## Provided entries:
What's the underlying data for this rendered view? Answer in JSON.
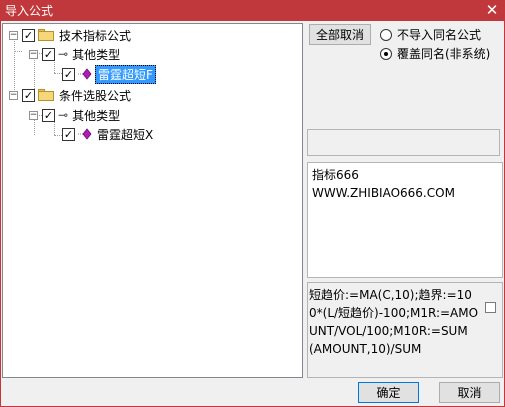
{
  "window": {
    "title": "导入公式",
    "close_glyph": "✕"
  },
  "tree": {
    "nodes": [
      {
        "label": "技术指标公式",
        "checked": true,
        "expander": "−"
      },
      {
        "label": "其他类型",
        "checked": true,
        "expander": "−"
      },
      {
        "label": "雷霆超短F",
        "checked": true,
        "selected": true
      },
      {
        "label": "条件选股公式",
        "checked": true,
        "expander": "−"
      },
      {
        "label": "其他类型",
        "checked": true,
        "expander": "−"
      },
      {
        "label": "雷霆超短X",
        "checked": true,
        "selected": false
      }
    ],
    "check_glyph": "✓"
  },
  "options": {
    "deselect_all_label": "全部取消",
    "radio_no_import_label": "不导入同名公式",
    "radio_overwrite_label": "覆盖同名(非系统)",
    "selected_radio": "overwrite"
  },
  "info_text": "指标666\nWWW.ZHIBIAO666.COM",
  "formula_preview": "短趋价:=MA(C,10);趋界:=100*(L/短趋价)-100;M1R:=AMOUNT/VOL/100;M10R:=SUM(AMOUNT,10)/SUM",
  "footer": {
    "ok_label": "确定",
    "cancel_label": "取消"
  },
  "colors": {
    "titlebar": "#c0383b",
    "selection": "#3399ff",
    "formula_icon": "#b01cb8"
  }
}
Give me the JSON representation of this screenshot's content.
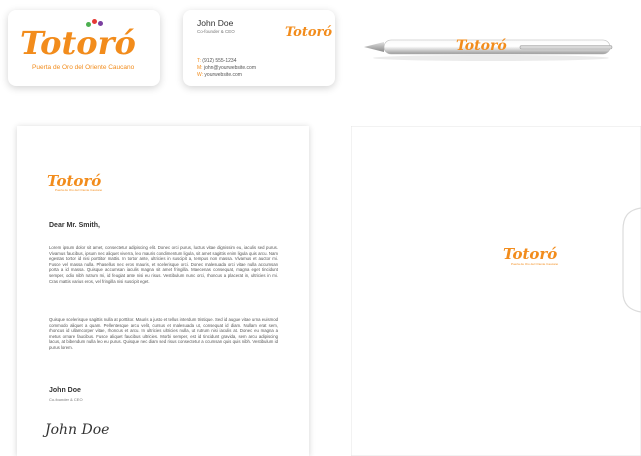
{
  "logo": {
    "word": "Totoró",
    "tagline": "Puerta de Oro del Oriente Caucano"
  },
  "contact": {
    "name": "John Doe",
    "title": "Co-founder & CEO",
    "phone_label": "T:",
    "phone": "(912) 555-1234",
    "email_label": "M:",
    "email": "john@yourwebsite.com",
    "web_label": "W:",
    "web": "yourwebsite.com"
  },
  "letter": {
    "greeting": "Dear Mr. Smith,",
    "para1": "Lorem ipsum dolor sit amet, consectetur adipiscing elit. Donec orci purus, luctus vitae dignissim eu, iaculis sed purus. Vivamus faucibus, ipsum nec aliquet viverra, leo mauris condimentum ligula, sit amet sagittis enim ligula quis arcu. Nam egestas tortor id nisi porttitor mattis. In tortor ante, ultricies in suscipit a, tempus non massa. Vivamus et auctor mi. Fusce vel massa nulla. Phasellus nec eros mauris, et scelerisque orci. Donec malesuada orci vitae nulla accumsan porta a id massa. Quisque accumsan iaculis magna sit amet fringilla. Maecenas consequat, magna eget tincidunt semper, odio nibh rutrum mi, id feugiat ante nisi eu risus. Vestibulum nunc orci, rhoncus a placerat in, ultricies in mi. Cras mattis varius eros, vel fringilla nisi suscipit eget.",
    "para2": "Quisque scelerisque sagittis nulla at porttitor. Mauris a justo et tellus interdum tristique. Sed id augue vitae urna euismod commodo aliquet a quam. Pellentesque arcu velit, cursus et malesuada ut, consequat id diam. Nullam erat sem, rhoncus id ullamcorper vitae, rhoncus et arcu. In ultricies ultricies nulla, ut rutrum nisi iaculis at. Donec eu magna a metus ornare faucibus. Fusce aliquet faucibus ultricies. Morbi semper, est id tincidunt gravida, sem arcu adipiscing lacus, at bibendum nulla leo eu purus. Quisque nec diam sed risus consectetur a ccumsan quis quis nibh. Vestibulum id purus lorem.",
    "sign_name": "John Doe",
    "sign_title": "Co-founder & CEO",
    "signature": "John Doe"
  },
  "colors": {
    "brand": "#f28c1c",
    "green": "#4caf50",
    "red": "#e53935",
    "purple": "#7b3fa0"
  }
}
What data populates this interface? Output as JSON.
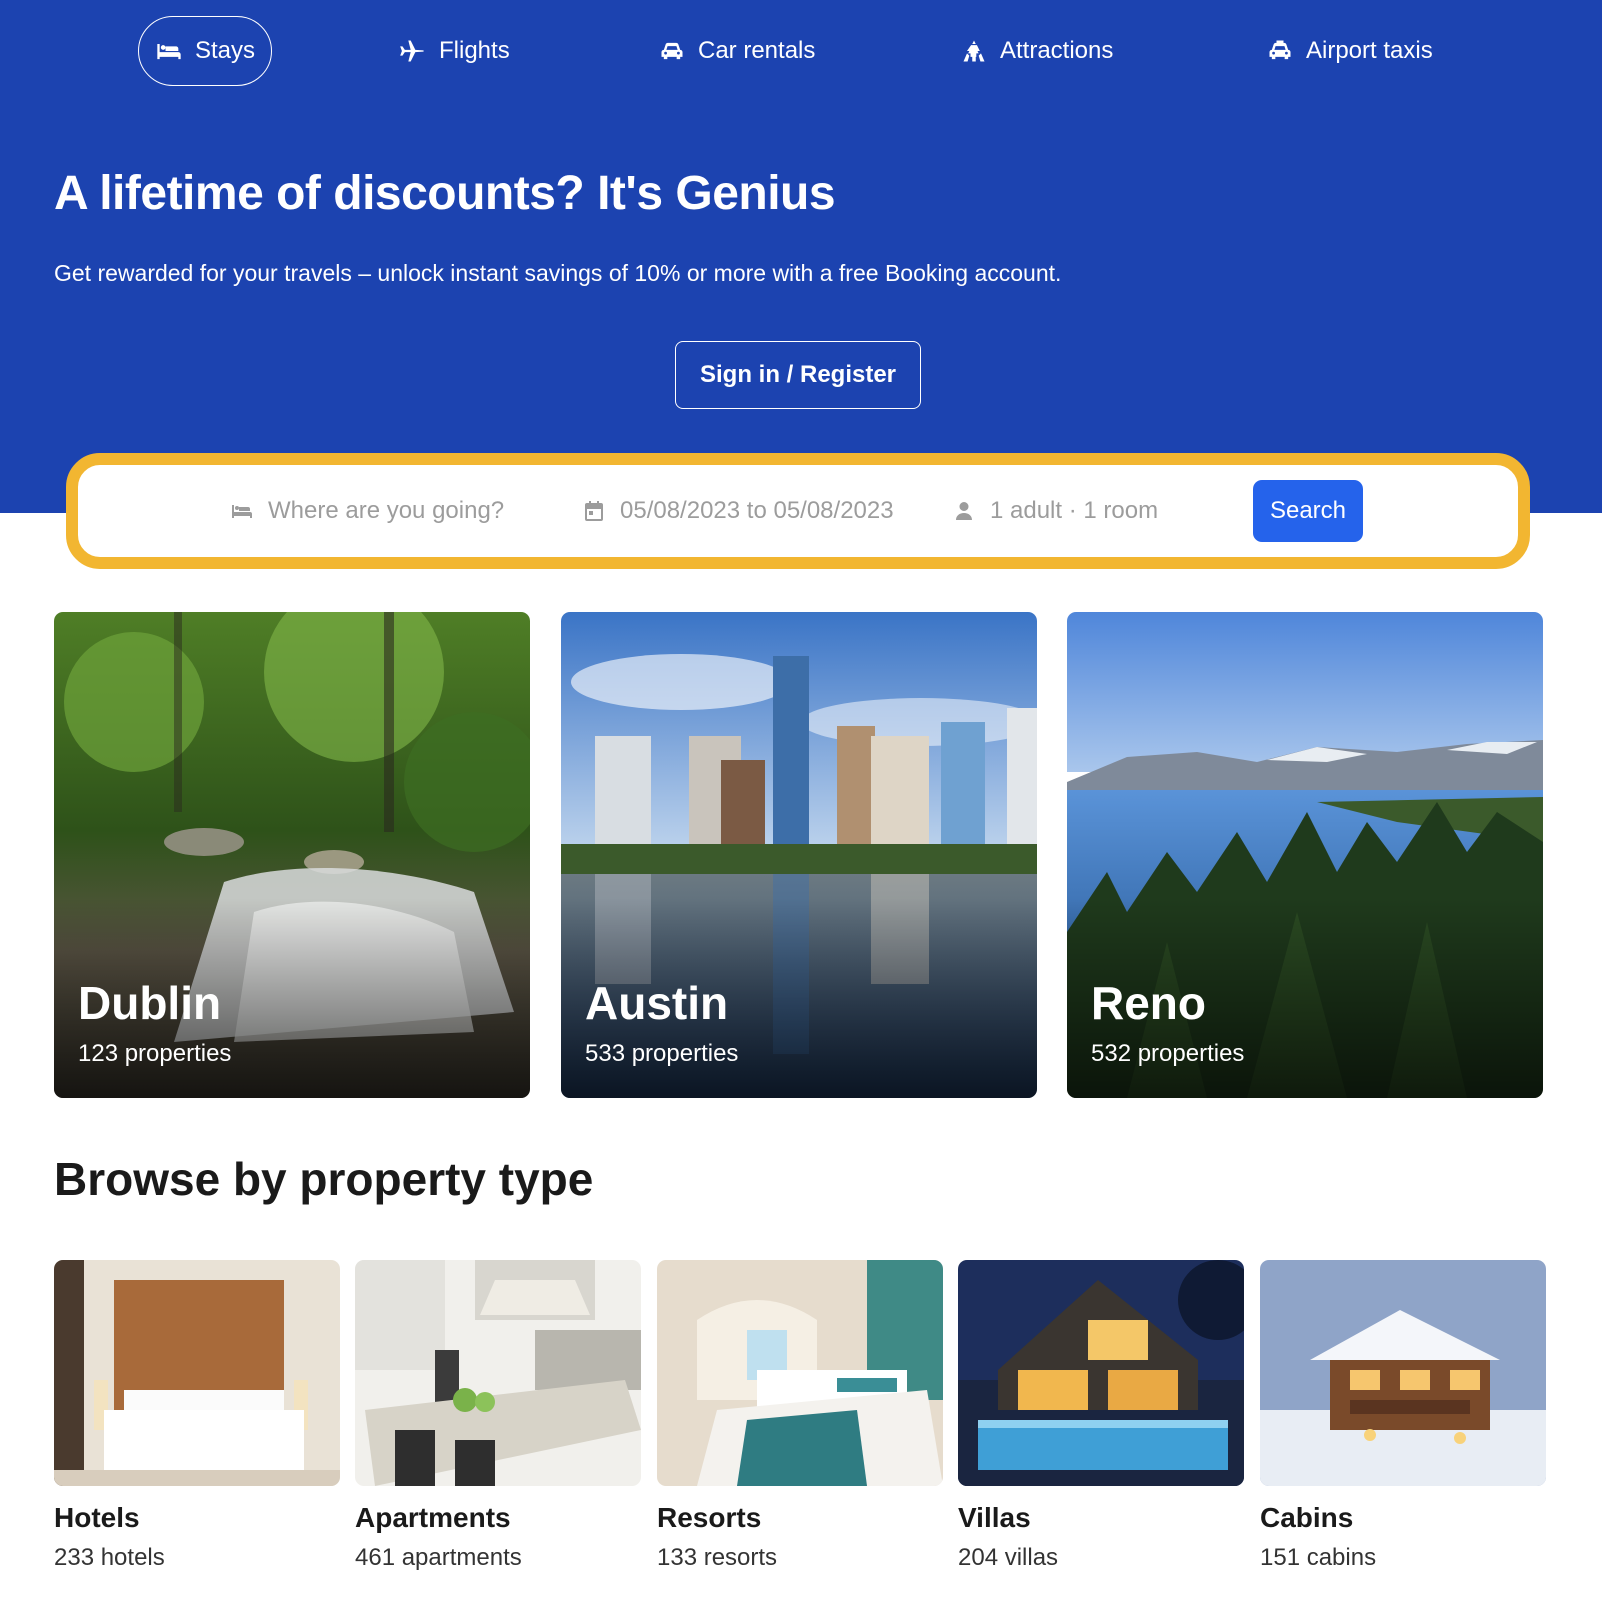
{
  "nav": {
    "items": [
      {
        "label": "Stays",
        "icon": "bed-icon",
        "active": true
      },
      {
        "label": "Flights",
        "icon": "plane-icon",
        "active": false
      },
      {
        "label": "Car rentals",
        "icon": "car-icon",
        "active": false
      },
      {
        "label": "Attractions",
        "icon": "attractions-icon",
        "active": false
      },
      {
        "label": "Airport taxis",
        "icon": "taxi-icon",
        "active": false
      }
    ]
  },
  "hero": {
    "title": "A lifetime of discounts? It's Genius",
    "subtitle": "Get rewarded for your travels – unlock instant savings of 10% or more with a free Booking account.",
    "signin_label": "Sign in / Register"
  },
  "search": {
    "destination_placeholder": "Where are you going?",
    "dates": "05/08/2023 to 05/08/2023",
    "guests": "1 adult · 1 room",
    "button_label": "Search"
  },
  "cities": [
    {
      "name": "Dublin",
      "count": "123 properties"
    },
    {
      "name": "Austin",
      "count": "533 properties"
    },
    {
      "name": "Reno",
      "count": "532 properties"
    }
  ],
  "browse": {
    "title": "Browse by property type",
    "types": [
      {
        "name": "Hotels",
        "count": "233 hotels"
      },
      {
        "name": "Apartments",
        "count": "461 apartments"
      },
      {
        "name": "Resorts",
        "count": "133 resorts"
      },
      {
        "name": "Villas",
        "count": "204 villas"
      },
      {
        "name": "Cabins",
        "count": "151 cabins"
      }
    ]
  },
  "colors": {
    "hero_bg": "#1c43b0",
    "search_border": "#f2b631",
    "search_button": "#2563eb"
  }
}
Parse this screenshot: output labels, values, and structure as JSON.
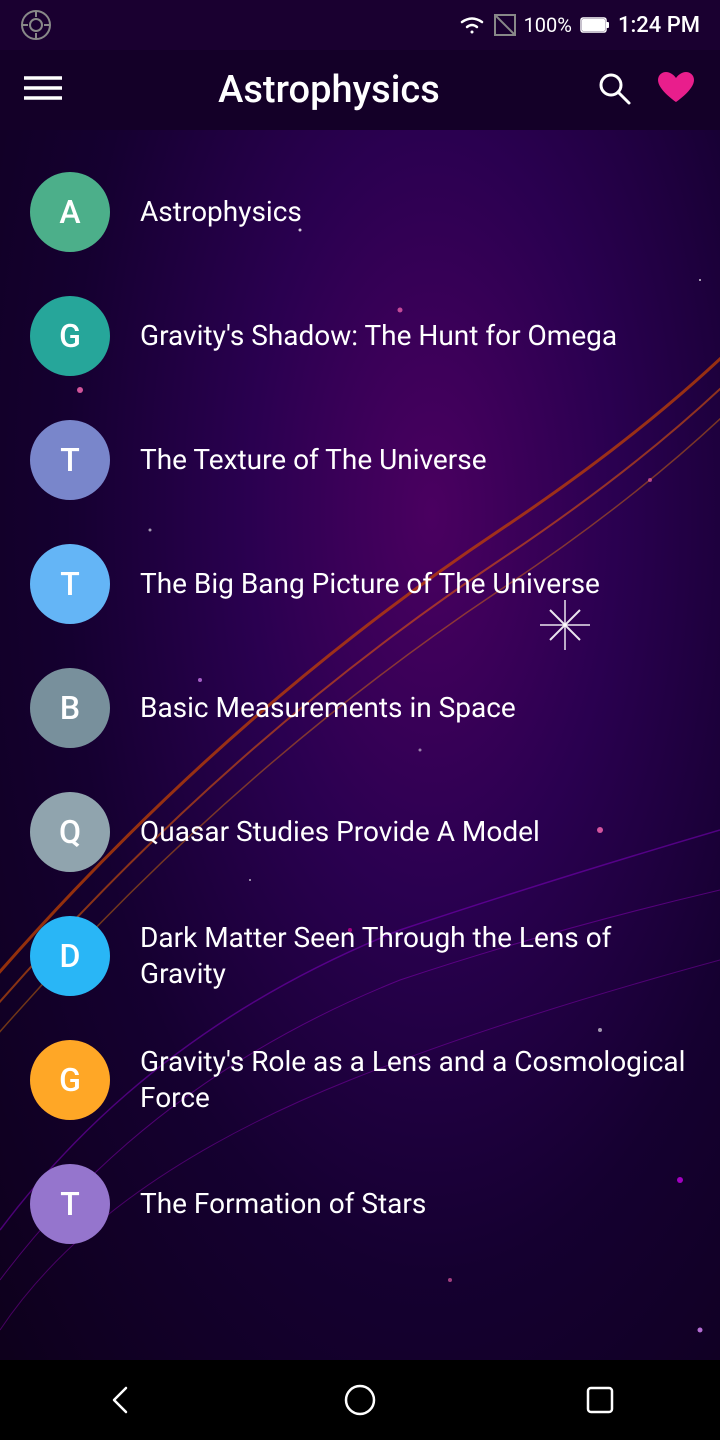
{
  "status": {
    "time": "1:24 PM",
    "battery": "100%",
    "signal": "●"
  },
  "header": {
    "title": "Astrophysics",
    "menu_label": "☰",
    "search_label": "search",
    "favorite_label": "favorite"
  },
  "items": [
    {
      "id": 1,
      "letter": "A",
      "title": "Astrophysics",
      "color": "#4caf8a"
    },
    {
      "id": 2,
      "letter": "G",
      "title": "Gravity's Shadow: The Hunt for Omega",
      "color": "#26a69a"
    },
    {
      "id": 3,
      "letter": "T",
      "title": "The Texture of The Universe",
      "color": "#7986cb"
    },
    {
      "id": 4,
      "letter": "T",
      "title": "The Big Bang Picture of The Universe",
      "color": "#64b5f6"
    },
    {
      "id": 5,
      "letter": "B",
      "title": "Basic Measurements in Space",
      "color": "#78909c"
    },
    {
      "id": 6,
      "letter": "Q",
      "title": "Quasar Studies Provide A Model",
      "color": "#90a4ae"
    },
    {
      "id": 7,
      "letter": "D",
      "title": "Dark Matter Seen Through the Lens of Gravity",
      "color": "#29b6f6"
    },
    {
      "id": 8,
      "letter": "G",
      "title": "Gravity's Role as a Lens and a Cosmological Force",
      "color": "#ffa726"
    },
    {
      "id": 9,
      "letter": "T",
      "title": "The Formation of Stars",
      "color": "#9575cd"
    }
  ],
  "nav": {
    "back": "◁",
    "home": "○",
    "recent": "□"
  }
}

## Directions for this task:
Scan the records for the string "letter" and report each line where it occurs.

## The answer:
  "letter": {
      "letter": "A",
      "letter": "G",
      "letter": "T",
      "letter": "T",
      "letter": "B",
      "letter": "Q",
      "letter": "D",
      "letter": "G",
      "letter": "T",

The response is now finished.